Viral hepatitis represents an important comorbidity among those with HIV infection. The epidemiology and pathophysiology is often altered compared to the general population with increased prevalence, increased risk of chronicity, alteration of viral setpoints, and more rapid progression of hepatic fibrosis in many co-infected individuals. Recently, outbreaks of hepatitis A among MSM with HIV have been reported. Hepatitis B infection is often unrecognized and represents an important contributor to morbidity through both liver failure and increased risk of hepatocellular carcinoma. Hepatitis C is also associated with higher rates of chronicity following acute infection, and rapid hepatic fibrosis leading to liver related death. Treatment of HCV is efficacious but must take into account the underlying antiretroviral regimen. Hepatitis D may be more frequent among HBV/HIV infected persons than has been previously recognized, and also represents an independent risk of HCC. Hepatitis E infection can lead to chronic infections in those with HIV and other immunosuppressed states. Standard vaccination practices that are highly effective in the general population to prevent hepatitis A and B are of lower utility among those with HIV and alternative vaccine strategies should be employed.

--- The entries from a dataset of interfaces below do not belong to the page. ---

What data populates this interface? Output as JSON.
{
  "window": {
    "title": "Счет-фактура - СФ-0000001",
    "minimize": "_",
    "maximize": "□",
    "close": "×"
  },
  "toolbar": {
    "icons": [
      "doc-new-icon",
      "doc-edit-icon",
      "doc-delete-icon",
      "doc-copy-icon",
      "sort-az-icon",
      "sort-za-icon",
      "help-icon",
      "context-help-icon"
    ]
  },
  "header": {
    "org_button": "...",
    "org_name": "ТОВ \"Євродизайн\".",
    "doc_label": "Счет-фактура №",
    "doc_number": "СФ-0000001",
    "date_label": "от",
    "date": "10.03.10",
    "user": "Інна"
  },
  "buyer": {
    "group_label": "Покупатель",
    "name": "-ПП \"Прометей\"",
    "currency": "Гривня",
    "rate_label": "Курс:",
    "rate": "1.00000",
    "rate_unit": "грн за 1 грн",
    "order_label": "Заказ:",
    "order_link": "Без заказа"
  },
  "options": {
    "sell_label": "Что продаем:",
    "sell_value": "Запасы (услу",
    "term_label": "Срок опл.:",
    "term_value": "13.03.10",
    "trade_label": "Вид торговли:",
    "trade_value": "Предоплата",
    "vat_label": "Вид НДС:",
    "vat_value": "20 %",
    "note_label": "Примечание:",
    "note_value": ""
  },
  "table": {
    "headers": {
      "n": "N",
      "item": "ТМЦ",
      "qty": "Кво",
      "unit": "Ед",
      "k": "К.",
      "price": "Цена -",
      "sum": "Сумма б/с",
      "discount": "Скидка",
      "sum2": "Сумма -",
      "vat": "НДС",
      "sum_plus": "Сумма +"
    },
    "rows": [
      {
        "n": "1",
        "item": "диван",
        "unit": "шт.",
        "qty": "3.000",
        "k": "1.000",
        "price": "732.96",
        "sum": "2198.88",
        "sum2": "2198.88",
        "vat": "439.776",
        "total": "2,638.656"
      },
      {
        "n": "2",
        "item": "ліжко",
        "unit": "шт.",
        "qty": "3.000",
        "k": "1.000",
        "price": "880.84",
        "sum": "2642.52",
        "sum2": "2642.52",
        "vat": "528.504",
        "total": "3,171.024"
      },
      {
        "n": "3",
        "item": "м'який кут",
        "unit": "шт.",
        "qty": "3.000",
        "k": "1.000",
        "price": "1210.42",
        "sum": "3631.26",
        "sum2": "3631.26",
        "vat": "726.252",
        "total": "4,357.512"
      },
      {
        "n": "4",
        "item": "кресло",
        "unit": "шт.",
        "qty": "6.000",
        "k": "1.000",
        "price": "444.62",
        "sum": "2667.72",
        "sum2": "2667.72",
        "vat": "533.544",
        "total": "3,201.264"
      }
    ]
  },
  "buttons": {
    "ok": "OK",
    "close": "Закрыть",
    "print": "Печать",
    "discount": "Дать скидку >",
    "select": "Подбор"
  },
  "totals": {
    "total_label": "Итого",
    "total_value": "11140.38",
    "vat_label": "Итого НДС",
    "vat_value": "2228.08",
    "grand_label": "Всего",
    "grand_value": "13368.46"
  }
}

Co-infection of hepatitis viruses with HIV leads to alterations in natural history, as well as prevention and treatment strategies. Care providers must be cognizant to these differences in order to provide optimal care for the HIV-infected patient.
University of Cincinnati College of Medicine